As you know, we've recently gone through a merger with Periscope Data. Right now, our goal is to build a unified product that will bring the best value from Sisense and Periscope Data to our combined and future customer base.
We've begun implementing a process to develop a quantitative approach as well as a qualitative one. The quantitative approach looks at customer usage data of each feature and involves a per-feature deep dive to determine the value each feature offers. This is highly customized to each feature, as each has different benefits to customers, and the KPIs that we study for each are very nuanced. We're supporting this with high-level qualitative customer interviews to better understand workflows; together that approach paints a full and rich picture of customer needs and customer value from each product. Analyzing that data helps inform our priorities, and tradeoffs on the path to a unified product.
This is just one example.

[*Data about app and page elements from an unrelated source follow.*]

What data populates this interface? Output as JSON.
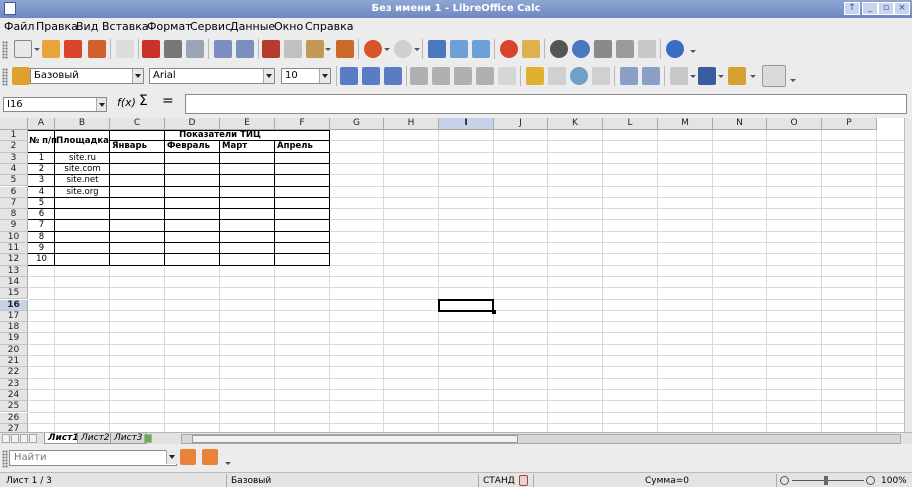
{
  "window": {
    "title": "Без имени 1 - LibreOffice Calc"
  },
  "menu": [
    "Файл",
    "Правка",
    "Вид",
    "Вставка",
    "Формат",
    "Сервис",
    "Данные",
    "Окно",
    "Справка"
  ],
  "format_toolbar": {
    "style": "Базовый",
    "font": "Arial",
    "size": "10"
  },
  "formula_bar": {
    "cell_ref": "I16",
    "function_wizard": "f(x)",
    "sum": "Σ",
    "equals": "=",
    "content": ""
  },
  "columns": [
    "A",
    "B",
    "C",
    "D",
    "E",
    "F",
    "G",
    "H",
    "I",
    "J",
    "K",
    "L",
    "M",
    "N",
    "O",
    "P"
  ],
  "rows": [
    "1",
    "2",
    "3",
    "4",
    "5",
    "6",
    "7",
    "8",
    "9",
    "10",
    "11",
    "12",
    "13",
    "14",
    "15",
    "16",
    "17",
    "18",
    "19",
    "20",
    "21",
    "22",
    "23",
    "24",
    "25",
    "26",
    "27"
  ],
  "selected": {
    "column": "I",
    "row": "16"
  },
  "sheet": {
    "header_num": "№ п/п",
    "header_site": "Площадка",
    "header_tic": "Показатели ТИЦ",
    "months": [
      "Январь",
      "Февраль",
      "Март",
      "Апрель"
    ],
    "numbers": [
      "1",
      "2",
      "3",
      "4",
      "5",
      "6",
      "7",
      "8",
      "9",
      "10"
    ],
    "sites": [
      "site.ru",
      "site.com",
      "site.net",
      "site.org"
    ]
  },
  "tabs": [
    "Лист1",
    "Лист2",
    "Лист3"
  ],
  "find": {
    "placeholder": "Найти"
  },
  "status": {
    "sheet": "Лист 1 / 3",
    "style": "Базовый",
    "mode": "СТАНД",
    "sum": "Сумма=0",
    "zoom": "100%"
  }
}
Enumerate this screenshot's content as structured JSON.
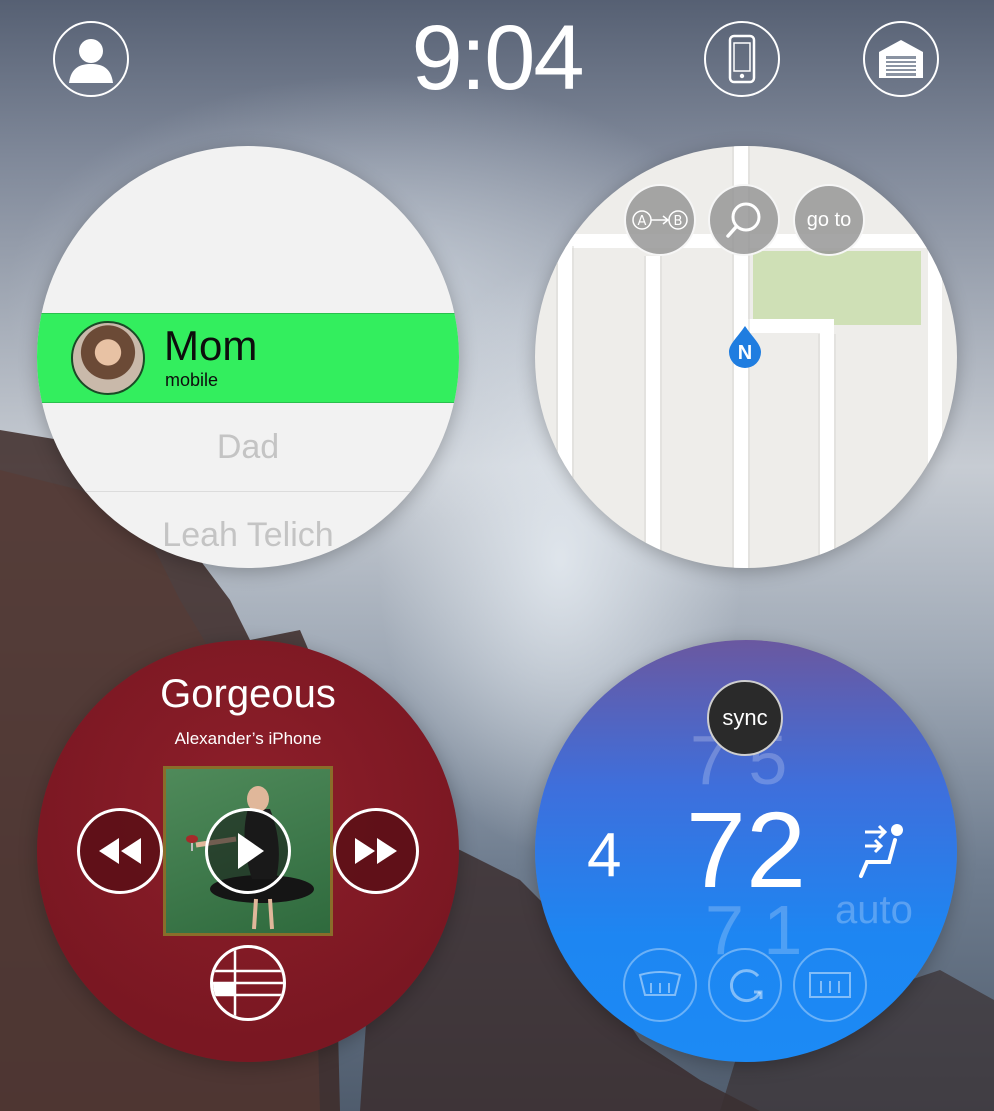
{
  "status": {
    "time": "9:04",
    "icons": [
      "profile-icon",
      "phone-icon",
      "garage-icon"
    ]
  },
  "contacts": {
    "selected": {
      "name": "Mom",
      "type": "mobile"
    },
    "others": [
      "Dad",
      "Leah Telich"
    ]
  },
  "map": {
    "buttons": {
      "route": "route-a-to-b-icon",
      "search": "search-icon",
      "goto_label": "go to"
    },
    "pin_label": "N"
  },
  "music": {
    "title": "Gorgeous",
    "source": "Alexander’s iPhone",
    "controls": [
      "rewind-icon",
      "play-icon",
      "fast-forward-icon",
      "equalizer-icon"
    ]
  },
  "climate": {
    "sync_label": "sync",
    "temperature": "72",
    "fan_speed": "4",
    "ghost_text": "auto",
    "buttons": [
      "windshield-defrost-icon",
      "recirculate-icon",
      "rear-defrost-icon"
    ]
  },
  "colors": {
    "contact_highlight": "#33ee5e",
    "music_bg": "#7a1722",
    "climate_top": "#6a58a0",
    "climate_bottom": "#1c8af5",
    "map_pin": "#1f7de0"
  }
}
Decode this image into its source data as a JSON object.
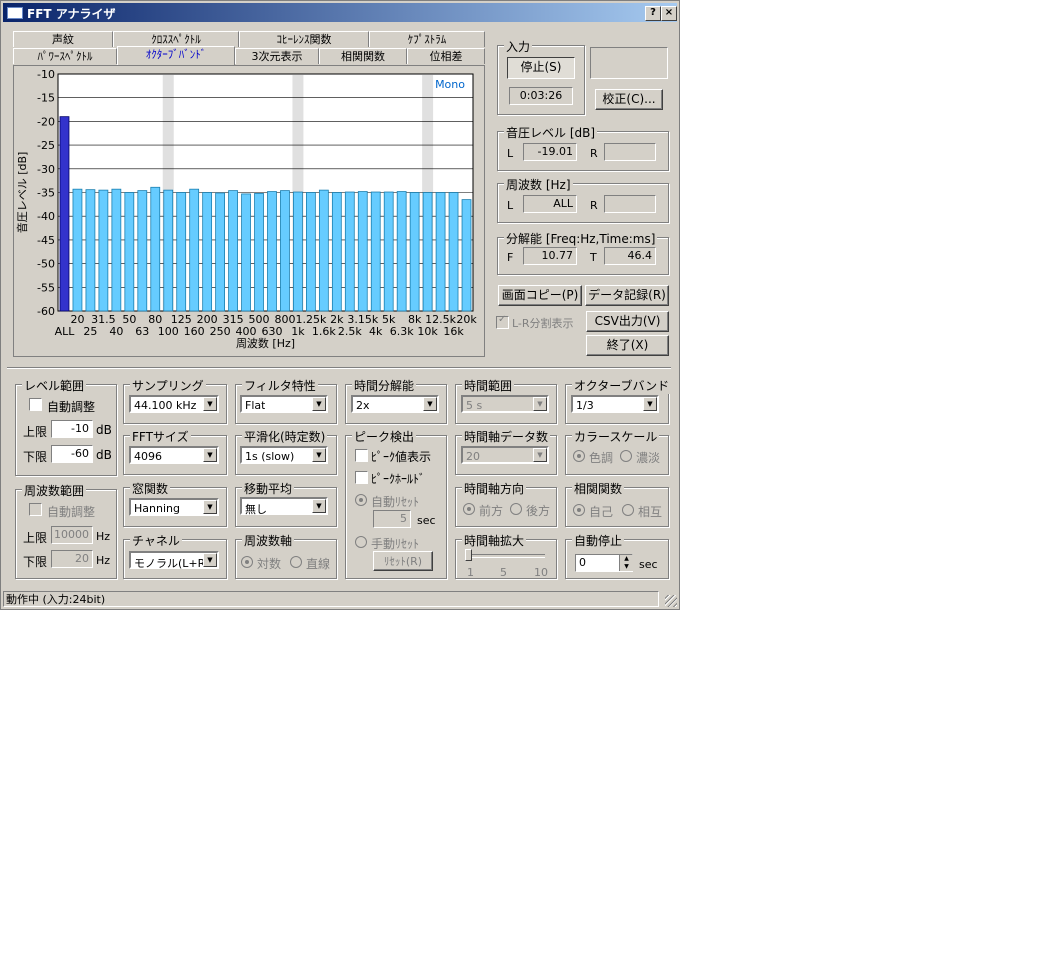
{
  "window": {
    "title": "FFT アナライザ",
    "help_btn": "?",
    "close_btn": "×"
  },
  "tabs": {
    "row1": [
      "声紋",
      "ｸﾛｽｽﾍﾟｸﾄﾙ",
      "ｺﾋｰﾚﾝｽ関数",
      "ｹﾌﾟｽﾄﾗﾑ"
    ],
    "row2": [
      "ﾊﾟﾜｰｽﾍﾟｸﾄﾙ",
      "ｵｸﾀｰﾌﾞﾊﾞﾝﾄﾞ",
      "3次元表示",
      "相関関数",
      "位相差"
    ]
  },
  "chart_data": {
    "type": "bar",
    "badge": "Mono",
    "xlabel": "周波数 [Hz]",
    "ylabel": "音圧レベル [dB]",
    "ylim": [
      -60,
      -10
    ],
    "yticks": [
      -10,
      -15,
      -20,
      -25,
      -30,
      -35,
      -40,
      -45,
      -50,
      -55,
      -60
    ],
    "categories": [
      "ALL",
      "20",
      "25",
      "31.5",
      "40",
      "50",
      "63",
      "80",
      "100",
      "125",
      "160",
      "200",
      "250",
      "315",
      "400",
      "500",
      "630",
      "800",
      "1k",
      "1.25k",
      "1.6k",
      "2k",
      "2.5k",
      "3.15k",
      "4k",
      "5k",
      "6.3k",
      "8k",
      "10k",
      "12.5k",
      "16k",
      "20k"
    ],
    "tick_labels_top": [
      "20",
      "31.5",
      "50",
      "80",
      "125",
      "200",
      "315",
      "500",
      "800",
      "1.25k",
      "2k",
      "3.15k",
      "5k",
      "8k",
      "12.5k",
      "20k"
    ],
    "tick_labels_bottom": [
      "ALL",
      "25",
      "40",
      "63",
      "100",
      "160",
      "250",
      "400",
      "630",
      "1k",
      "1.6k",
      "2.5k",
      "4k",
      "6.3k",
      "10k",
      "16k"
    ],
    "values": [
      -19.0,
      -34.3,
      -34.4,
      -34.5,
      -34.3,
      -35.0,
      -34.6,
      -33.9,
      -34.5,
      -35.0,
      -34.3,
      -35.0,
      -35.1,
      -34.6,
      -35.3,
      -35.2,
      -34.8,
      -34.6,
      -34.9,
      -35.0,
      -34.5,
      -35.0,
      -34.9,
      -34.8,
      -34.9,
      -34.9,
      -34.8,
      -35.0,
      -35.0,
      -35.0,
      -35.0,
      -36.5
    ],
    "highlight_color": "#3333cc",
    "bar_color": "#66ccff",
    "shaded_columns": [
      "100",
      "1k",
      "10k"
    ],
    "grid": true
  },
  "input": {
    "group_label": "入力",
    "stop_label": "停止(S)",
    "elapsed": "0:03:26",
    "calibrate_label": "校正(C)..."
  },
  "level": {
    "group_label": "音圧レベル [dB]",
    "l_label": "L",
    "l_value": "-19.01",
    "r_label": "R",
    "r_value": ""
  },
  "freq": {
    "group_label": "周波数 [Hz]",
    "l_label": "L",
    "l_value": "ALL",
    "r_label": "R",
    "r_value": ""
  },
  "resolution": {
    "group_label": "分解能 [Freq:Hz,Time:ms]",
    "f_label": "F",
    "f_value": "10.77",
    "t_label": "T",
    "t_value": "46.4"
  },
  "actions": {
    "screen_copy": "画面コピー(P)",
    "data_record": "データ記録(R)",
    "lr_split": "L-R分割表示",
    "csv": "CSV出力(V)",
    "exit": "終了(X)"
  },
  "level_range": {
    "group_label": "レベル範囲",
    "auto": "自動調整",
    "upper_label": "上限",
    "upper_value": "-10",
    "lower_label": "下限",
    "lower_value": "-60",
    "unit": "dB"
  },
  "freq_range": {
    "group_label": "周波数範囲",
    "auto": "自動調整",
    "upper_label": "上限",
    "upper_value": "10000",
    "lower_label": "下限",
    "lower_value": "20",
    "unit": "Hz"
  },
  "sampling": {
    "group_label": "サンプリング",
    "value": "44.100 kHz"
  },
  "fft_size": {
    "group_label": "FFTサイズ",
    "value": "4096"
  },
  "window_fn": {
    "group_label": "窓関数",
    "value": "Hanning"
  },
  "channel": {
    "group_label": "チャネル",
    "value": "モノラル(L+R)"
  },
  "filter": {
    "group_label": "フィルタ特性",
    "value": "Flat"
  },
  "smoothing": {
    "group_label": "平滑化(時定数)",
    "value": "1s (slow)"
  },
  "moving_avg": {
    "group_label": "移動平均",
    "value": "無し"
  },
  "freq_axis": {
    "group_label": "周波数軸",
    "opt1": "対数",
    "opt2": "直線"
  },
  "time_res": {
    "group_label": "時間分解能",
    "value": "2x"
  },
  "peak": {
    "group_label": "ピーク検出",
    "show_value": "ﾋﾟｰｸ値表示",
    "hold": "ﾋﾟｰｸﾎｰﾙﾄﾞ",
    "auto_reset": "自動ﾘｾｯﾄ",
    "auto_value": "5",
    "auto_unit": "sec",
    "manual_reset": "手動ﾘｾｯﾄ",
    "reset_btn": "ﾘｾｯﾄ(R)"
  },
  "time_range": {
    "group_label": "時間範囲",
    "value": "5 s"
  },
  "time_data_count": {
    "group_label": "時間軸データ数",
    "value": "20"
  },
  "time_dir": {
    "group_label": "時間軸方向",
    "opt1": "前方",
    "opt2": "後方"
  },
  "time_zoom": {
    "group_label": "時間軸拡大",
    "min": "1",
    "mid": "5",
    "max": "10"
  },
  "octave_band": {
    "group_label": "オクターブバンド",
    "value": "1/3"
  },
  "color_scale": {
    "group_label": "カラースケール",
    "opt1": "色調",
    "opt2": "濃淡"
  },
  "correlation": {
    "group_label": "相関関数",
    "opt1": "自己",
    "opt2": "相互"
  },
  "auto_stop": {
    "group_label": "自動停止",
    "value": "0",
    "unit": "sec"
  },
  "status": {
    "text": "動作中 (入力:24bit)"
  }
}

Staying data-driven throughout the company is critical for helping us improve our sales process, enhancing our product offerings and building the best analytic tools for our customers.
Where do you see analytics and data management headed in rest of 2019 and beyond? What's just over the horizon that we haven't heard much about yet?
Every business must be data-driven or it will die. As an extension of that, it's imperative that every enterprise has technologies that allow it to put data at the forefront of every business decision. If a business is making decisions on gut instinct alone, it will fail. You must have technology that can help you derive insights from data so decision makers at every level of the business can make real, actionable choices.
Every occupation, every decision, every business, every process will be data-driven and analytics-driven, and it's our job as professionals to make sure we're on the right side of history and not become irrelevant. Some will take a decade, some will take five more years. Some will take just a year and some are already here, such as IoT devices that provide you personal sleep recommendations.
It's really the beginning of gigantic data-driven revolution that could make an impact as big as the internet did 15 years ago. Data-driven technologies are leveraging all the cloud-computing and connectivity power of the internet together with data mining capabilities to change everything for the better, and individuals and businesses will be better off as a result.
Describe your product/solution and the problem it solves for enterprises.
The Sisense analytics platform dramatically accelerates the time it takes to build, embed, and deploy intelligent analytic apps that unleash user creativity and engagement. Whether it's interactive dashboards, self-service analytics, or white-labeled BI apps, Sisense delivers the industry's lowest TCO at scale, all on a hybrid-cloud platform designed to leverage all of your data together no matter where it is.
James E. Powell is the editorial director of TDWI, including research reports, the Business Intelligence Journal, and Upside newsletter. You can contact him
via email here.